The next 20 years are poised to see the “second quantum revolution”, with the widespread emergence of technologies and devices, leveraging the properties of superposition and entanglement which govern the dynamics of light and matter at the smallest scales. Potentially most disruptive of all quantum technologies is quantum computing, which permits the efficient computation of a variety of problems that are effectively intractable with conventional computers, including searching large databases, advanced materials design in aerospace applications and pharmaceutical drug discovery. The UK is currently taking a leading role in the development of both hardware and software for quantum computing, and has fostered a wide base of expertise in these areas.

In this project, NQIT researchers in Oxford Physics are collaborating with ColdQuanta Ltd to develop a compact vacuum system complete with integrated atomic source for use within ion trap quantum computers. One of the specific challenges on the road to developing a large quantum computer is the high level of engineering required to produce the devices and their subcomponents. This project seeks to develop a key subcomponent for an ion trap quantum computer within an industrial setting using scalable techniques. The successful execution of this project will bolster UK industry's position within the emerging international market in quantum computing and permit the future development of highly integrated systems.

Quantum Fibre Clock (QFC)

Recent high-profile publications about quantum innovation, such as the UK Blackett report published by the Government Office for Science on “The Quantum Age: Technological Opportunities” and the EU Report “Quantum Manifesto”, have addressed the growing importance of quantum technology and in particular for the development of future atomic clocks.

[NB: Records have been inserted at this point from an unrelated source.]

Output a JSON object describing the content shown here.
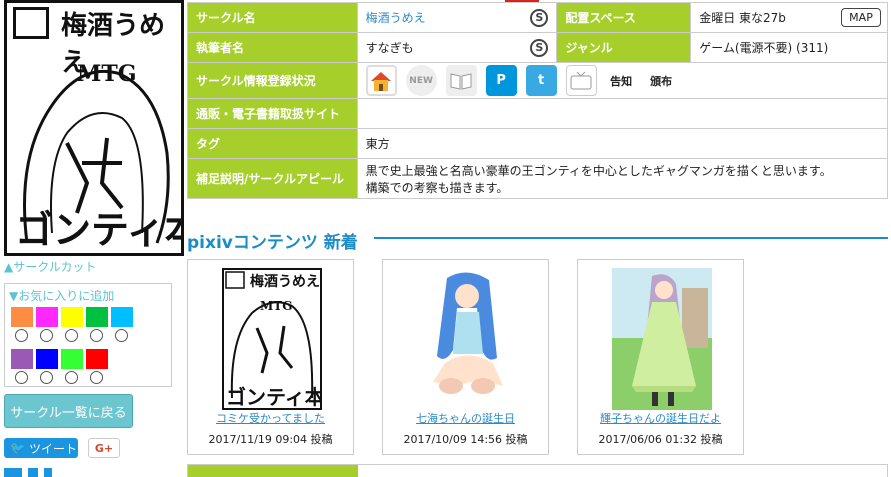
{
  "cut": {
    "author_glyph": "梅酒うめえ",
    "link": "▲サークルカット"
  },
  "favorites": {
    "title": "▼お気に入りに追加",
    "colors_row1": [
      "#ff8c44",
      "#ff28ff",
      "#ffff00",
      "#00c040",
      "#00bfff"
    ],
    "colors_row2": [
      "#9b59b6",
      "#0000ff",
      "#33ff33",
      "#ff0000"
    ]
  },
  "buttons": {
    "back": "サークル一覧に戻る",
    "tweet": "ツイート",
    "gplus": "G+"
  },
  "info": {
    "circle_label": "サークル名",
    "circle_value": "梅酒うめえ",
    "space_label": "配置スペース",
    "space_value": "金曜日 東な27b",
    "map": "MAP",
    "author_label": "執筆者名",
    "author_value": "すなぎも",
    "genre_label": "ジャンル",
    "genre_value": "ゲーム(電源不要) (311)",
    "status_label": "サークル情報登録状況",
    "status_icons": [
      "home-icon",
      "new-icon",
      "book-icon",
      "pixiv-icon",
      "tumblr-icon",
      "niconico-icon",
      "announce-icon",
      "distribution-icon"
    ],
    "status_icon_text": [
      "",
      "NEW",
      "",
      "P",
      "t",
      "",
      "告知",
      "頒布"
    ],
    "shop_label": "通販・電子書籍取扱サイト",
    "shop_value": "",
    "tag_label": "タグ",
    "tag_value": "東方",
    "appeal_label": "補足説明/サークルアピール",
    "appeal_line1": "黒で史上最強と名高い豪華の王ゴンティを中心としたギャグマンガを描くと思います。",
    "appeal_line2": "構築での考察も描きます。"
  },
  "pixiv": {
    "heading": "pixivコンテンツ 新着",
    "items": [
      {
        "caption": "コミケ受かってました",
        "date": "2017/11/19 09:04 投稿"
      },
      {
        "caption": "七海ちゃんの誕生日",
        "date": "2017/10/09 14:56 投稿"
      },
      {
        "caption": "輝子ちゃんの誕生日だよ",
        "date": "2017/06/06 01:32 投稿"
      }
    ]
  }
}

Atomic clocks offer unparalleled accuracy and stability without dependence on GPS. At present, many applications in the defence, broadcast and financial industries are vulnerable to jamming, spoofing or errors in the GPS system itself.

The Quantum Fibre Clock (QFC) project will use hollow-core optical fibre filled with caesium vapour to produce an atomic clock which is smaller, lighter and more efficient than existing technologies. QFC will capitalise on UK momentum to stay ahead and give the UK a competitive advantage in the market place. The project will research the evolution of the hollow core fibre quantum research invented and undertaken by University of Bath in partnership with TMD Technologies Ltd and led by SME Chronos Technology Ltd. The previous research has concentrated on manufacturing an efficient hollow core fibre architecture, filling with rubidium vapour to create the physics package and developing the interface electronics to enable stability testing at 10 MHz and 1PPS.

This project will concentrate on the filling of the hollow core fibre with caesium, and subsequent creation of a working prototype clock and a small quantity of demonstrators. These will be used to inform prospective users that the technology is viable and enable testing in appropriate applications and environmental conditions such as temperature, pressure, shock and vibration.

IOTA: Compact Ion Clock for Precision Timing Applications

Precision timing plays a vital role in the economy, from enabling satellite-free navigation to protecting the integrity of electronic financial trading. In this project, M Squared Lasers, together with the University of Sussex will develop a portable optical atomic reference based on trapped ions and an optical micro-comb. Both systems together can function as an atomic clock with a significantly improved accuracy compared with current commercial systems. This 12 month project will establish a commercial capability in this strategically important field, bringing the academic outputs into the industrial domain and towards practical deployment in a range of sectors.

Please contact NQIT’s User Engagement Team about collaborating with us on future projects

Vacuum System for Ion Trap Atomic Source. Credit: David Fisher / NQIT
Multi-channel microwave control electronics for superconducting quantum circuits. Credit: David Fisher / NQIT